**Required action:** Look through the records and copy every line in which "JSON" appears.

Top of Dataset extract

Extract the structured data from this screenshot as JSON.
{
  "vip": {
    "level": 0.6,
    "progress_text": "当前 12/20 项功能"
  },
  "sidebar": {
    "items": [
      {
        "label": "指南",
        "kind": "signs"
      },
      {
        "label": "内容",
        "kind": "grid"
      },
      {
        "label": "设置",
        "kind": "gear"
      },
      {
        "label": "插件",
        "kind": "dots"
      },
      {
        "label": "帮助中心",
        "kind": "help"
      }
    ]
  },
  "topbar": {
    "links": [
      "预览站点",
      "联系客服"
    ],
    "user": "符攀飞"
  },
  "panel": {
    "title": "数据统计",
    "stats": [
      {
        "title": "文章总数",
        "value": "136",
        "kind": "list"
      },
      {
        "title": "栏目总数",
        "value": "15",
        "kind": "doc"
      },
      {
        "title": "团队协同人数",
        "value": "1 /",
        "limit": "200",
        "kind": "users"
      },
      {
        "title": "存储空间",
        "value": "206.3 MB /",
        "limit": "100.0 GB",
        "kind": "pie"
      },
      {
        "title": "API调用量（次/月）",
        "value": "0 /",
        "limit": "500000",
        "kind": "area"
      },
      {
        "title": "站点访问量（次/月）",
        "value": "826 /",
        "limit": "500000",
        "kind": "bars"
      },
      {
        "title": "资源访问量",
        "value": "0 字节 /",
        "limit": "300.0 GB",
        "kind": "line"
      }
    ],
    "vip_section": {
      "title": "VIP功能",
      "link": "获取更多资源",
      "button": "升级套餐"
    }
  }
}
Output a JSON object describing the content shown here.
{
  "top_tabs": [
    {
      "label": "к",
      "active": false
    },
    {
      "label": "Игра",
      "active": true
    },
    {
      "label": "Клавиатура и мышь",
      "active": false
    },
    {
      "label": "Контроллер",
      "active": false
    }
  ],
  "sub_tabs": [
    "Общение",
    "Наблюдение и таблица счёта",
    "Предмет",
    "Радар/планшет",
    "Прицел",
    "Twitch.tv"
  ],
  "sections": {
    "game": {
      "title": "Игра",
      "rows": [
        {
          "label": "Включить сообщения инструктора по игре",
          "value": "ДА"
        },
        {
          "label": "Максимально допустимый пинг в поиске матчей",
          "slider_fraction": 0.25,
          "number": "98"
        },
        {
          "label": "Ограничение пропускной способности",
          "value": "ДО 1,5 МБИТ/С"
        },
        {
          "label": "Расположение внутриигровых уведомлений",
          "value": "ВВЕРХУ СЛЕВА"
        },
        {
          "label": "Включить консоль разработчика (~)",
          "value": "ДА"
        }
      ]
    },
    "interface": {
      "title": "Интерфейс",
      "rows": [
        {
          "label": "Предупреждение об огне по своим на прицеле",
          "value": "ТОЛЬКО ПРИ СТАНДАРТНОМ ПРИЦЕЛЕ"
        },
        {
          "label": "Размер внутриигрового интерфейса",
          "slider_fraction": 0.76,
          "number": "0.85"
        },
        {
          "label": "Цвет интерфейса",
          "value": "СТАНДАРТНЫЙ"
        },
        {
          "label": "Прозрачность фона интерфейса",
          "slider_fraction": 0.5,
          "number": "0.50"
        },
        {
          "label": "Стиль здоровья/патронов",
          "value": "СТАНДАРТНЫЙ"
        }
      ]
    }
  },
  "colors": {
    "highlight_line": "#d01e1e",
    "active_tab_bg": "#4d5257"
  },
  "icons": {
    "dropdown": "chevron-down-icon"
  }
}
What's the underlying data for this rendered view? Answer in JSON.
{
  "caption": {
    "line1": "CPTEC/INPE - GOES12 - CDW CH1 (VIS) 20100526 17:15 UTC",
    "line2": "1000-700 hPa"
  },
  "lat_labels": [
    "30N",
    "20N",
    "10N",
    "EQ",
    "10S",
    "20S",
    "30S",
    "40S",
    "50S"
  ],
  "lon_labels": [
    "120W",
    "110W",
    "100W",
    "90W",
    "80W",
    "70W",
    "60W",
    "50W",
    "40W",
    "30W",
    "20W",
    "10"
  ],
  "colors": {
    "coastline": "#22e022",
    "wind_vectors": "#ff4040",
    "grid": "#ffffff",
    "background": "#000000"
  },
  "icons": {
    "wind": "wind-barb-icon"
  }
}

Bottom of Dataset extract

**Answer to this problem:**
Extract the structured data from this screenshot as JSON.
Output a JSON object describing the content shown here.
What's the underlying data for this rendered view? Answer in JSON.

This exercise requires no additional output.